> _Assignment_
Copy the entire listing, down to the final line, exactly.
○ ○ ○
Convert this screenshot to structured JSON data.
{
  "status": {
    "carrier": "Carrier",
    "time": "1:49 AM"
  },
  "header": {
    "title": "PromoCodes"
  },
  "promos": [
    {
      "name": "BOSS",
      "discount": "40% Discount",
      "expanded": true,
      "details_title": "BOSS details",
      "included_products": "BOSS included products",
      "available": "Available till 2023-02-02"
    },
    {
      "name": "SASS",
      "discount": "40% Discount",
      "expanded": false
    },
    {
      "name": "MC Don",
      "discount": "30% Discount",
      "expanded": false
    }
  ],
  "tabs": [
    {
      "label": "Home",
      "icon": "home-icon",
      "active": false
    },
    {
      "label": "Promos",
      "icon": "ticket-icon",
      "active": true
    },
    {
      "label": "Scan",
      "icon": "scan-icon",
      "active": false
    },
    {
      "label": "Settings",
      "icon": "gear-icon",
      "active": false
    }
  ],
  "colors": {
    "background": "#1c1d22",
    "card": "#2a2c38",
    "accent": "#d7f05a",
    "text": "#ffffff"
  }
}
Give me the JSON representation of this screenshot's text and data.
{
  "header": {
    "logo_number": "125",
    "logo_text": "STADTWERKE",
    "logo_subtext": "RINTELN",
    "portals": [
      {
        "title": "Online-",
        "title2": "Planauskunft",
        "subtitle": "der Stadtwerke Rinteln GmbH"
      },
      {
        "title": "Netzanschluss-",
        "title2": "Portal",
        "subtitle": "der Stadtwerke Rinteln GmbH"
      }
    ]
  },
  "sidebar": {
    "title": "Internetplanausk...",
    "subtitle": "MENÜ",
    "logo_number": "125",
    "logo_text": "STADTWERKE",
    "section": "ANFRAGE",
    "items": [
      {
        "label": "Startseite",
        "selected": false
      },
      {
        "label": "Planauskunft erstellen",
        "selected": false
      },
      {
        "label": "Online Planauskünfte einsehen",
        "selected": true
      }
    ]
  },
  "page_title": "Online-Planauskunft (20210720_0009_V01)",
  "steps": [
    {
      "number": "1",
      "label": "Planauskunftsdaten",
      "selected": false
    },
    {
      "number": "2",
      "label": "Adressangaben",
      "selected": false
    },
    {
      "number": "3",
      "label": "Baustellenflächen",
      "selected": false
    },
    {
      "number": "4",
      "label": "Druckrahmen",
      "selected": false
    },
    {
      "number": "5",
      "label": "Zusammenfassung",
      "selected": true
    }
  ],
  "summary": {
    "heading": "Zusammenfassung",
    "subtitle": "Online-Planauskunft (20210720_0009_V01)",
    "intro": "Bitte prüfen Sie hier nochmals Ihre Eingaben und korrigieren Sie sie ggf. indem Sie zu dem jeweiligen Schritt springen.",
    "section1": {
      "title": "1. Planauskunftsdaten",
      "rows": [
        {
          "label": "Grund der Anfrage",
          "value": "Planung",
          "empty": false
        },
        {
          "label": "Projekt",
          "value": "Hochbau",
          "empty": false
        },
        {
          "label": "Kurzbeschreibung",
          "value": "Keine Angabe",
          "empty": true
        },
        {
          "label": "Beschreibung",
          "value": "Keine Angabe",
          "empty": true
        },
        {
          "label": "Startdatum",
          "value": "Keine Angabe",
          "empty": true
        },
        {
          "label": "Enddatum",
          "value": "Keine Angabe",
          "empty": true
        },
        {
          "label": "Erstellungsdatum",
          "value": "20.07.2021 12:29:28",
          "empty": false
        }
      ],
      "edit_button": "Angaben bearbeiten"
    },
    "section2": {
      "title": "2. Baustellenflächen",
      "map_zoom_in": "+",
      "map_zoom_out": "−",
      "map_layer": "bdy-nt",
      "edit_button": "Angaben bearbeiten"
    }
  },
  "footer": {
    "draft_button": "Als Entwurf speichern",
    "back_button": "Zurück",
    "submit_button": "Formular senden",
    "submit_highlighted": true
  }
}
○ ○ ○
> _Answer area_
Convert this screenshot to structured JSON data.
{
  "status": {
    "carrier": "Carrier",
    "time": "1:49 AM"
  },
  "header": {
    "title": "PromoCodes"
  },
  "promos": [
    {
      "name": "BOSS",
      "discount": "40% Discount",
      "expanded": true,
      "details_title": "BOSS details",
      "included_products": "BOSS included products",
      "available": "Available till 2023-02-02"
    },
    {
      "name": "SASS",
      "discount": "40% Discount",
      "expanded": false
    },
    {
      "name": "MC Don",
      "discount": "30% Discount",
      "expanded": false
    }
  ],
  "tabs": [
    {
      "label": "Home",
      "icon": "home-icon",
      "active": false
    },
    {
      "label": "Promos",
      "icon": "ticket-icon",
      "active": true
    },
    {
      "label": "Scan",
      "icon": "scan-icon",
      "active": false
    },
    {
      "label": "Settings",
      "icon": "gear-icon",
      "active": false
    }
  ],
  "colors": {
    "background": "#1c1d22",
    "card": "#2a2c38",
    "accent": "#d7f05a",
    "text": "#ffffff"
  }
}
Give me the JSON representation of this screenshot's text and data.
{
  "header": {
    "logo_number": "125",
    "logo_text": "STADTWERKE",
    "logo_subtext": "RINTELN",
    "portals": [
      {
        "title": "Online-",
        "title2": "Planauskunft",
        "subtitle": "der Stadtwerke Rinteln GmbH"
      },
      {
        "title": "Netzanschluss-",
        "title2": "Portal",
        "subtitle": "der Stadtwerke Rinteln GmbH"
      }
    ]
  },
  "sidebar": {
    "title": "Internetplanausk...",
    "subtitle": "MENÜ",
    "logo_number": "125",
    "logo_text": "STADTWERKE",
    "section": "ANFRAGE",
    "items": [
      {
        "label": "Startseite",
        "selected": false
      },
      {
        "label": "Planauskunft erstellen",
        "selected": false
      },
      {
        "label": "Online Planauskünfte einsehen",
        "selected": true
      }
    ]
  },
  "page_title": "Online-Planauskunft (20210720_0009_V01)",
  "steps": [
    {
      "number": "1",
      "label": "Planauskunftsdaten",
      "selected": false
    },
    {
      "number": "2",
      "label": "Adressangaben",
      "selected": false
    },
    {
      "number": "3",
      "label": "Baustellenflächen",
      "selected": false
    },
    {
      "number": "4",
      "label": "Druckrahmen",
      "selected": false
    },
    {
      "number": "5",
      "label": "Zusammenfassung",
      "selected": true
    }
  ],
  "summary": {
    "heading": "Zusammenfassung",
    "subtitle": "Online-Planauskunft (20210720_0009_V01)",
    "intro": "Bitte prüfen Sie hier nochmals Ihre Eingaben und korrigieren Sie sie ggf. indem Sie zu dem jeweiligen Schritt springen.",
    "section1": {
      "title": "1. Planauskunftsdaten",
      "rows": [
        {
          "label": "Grund der Anfrage",
          "value": "Planung",
          "empty": false
        },
        {
          "label": "Projekt",
          "value": "Hochbau",
          "empty": false
        },
        {
          "label": "Kurzbeschreibung",
          "value": "Keine Angabe",
          "empty": true
        },
        {
          "label": "Beschreibung",
          "value": "Keine Angabe",
          "empty": true
        },
        {
          "label": "Startdatum",
          "value": "Keine Angabe",
          "empty": true
        },
        {
          "label": "Enddatum",
          "value": "Keine Angabe",
          "empty": true
        },
        {
          "label": "Erstellungsdatum",
          "value": "20.07.2021 12:29:28",
          "empty": false
        }
      ],
      "edit_button": "Angaben bearbeiten"
    },
    "section2": {
      "title": "2. Baustellenflächen",
      "map_zoom_in": "+",
      "map_zoom_out": "−",
      "map_layer": "bdy-nt",
      "edit_button": "Angaben bearbeiten"
    }
  },
  "footer": {
    "draft_button": "Als Entwurf speichern",
    "back_button": "Zurück",
    "submit_button": "Formular senden",
    "submit_highlighted": true
  }
}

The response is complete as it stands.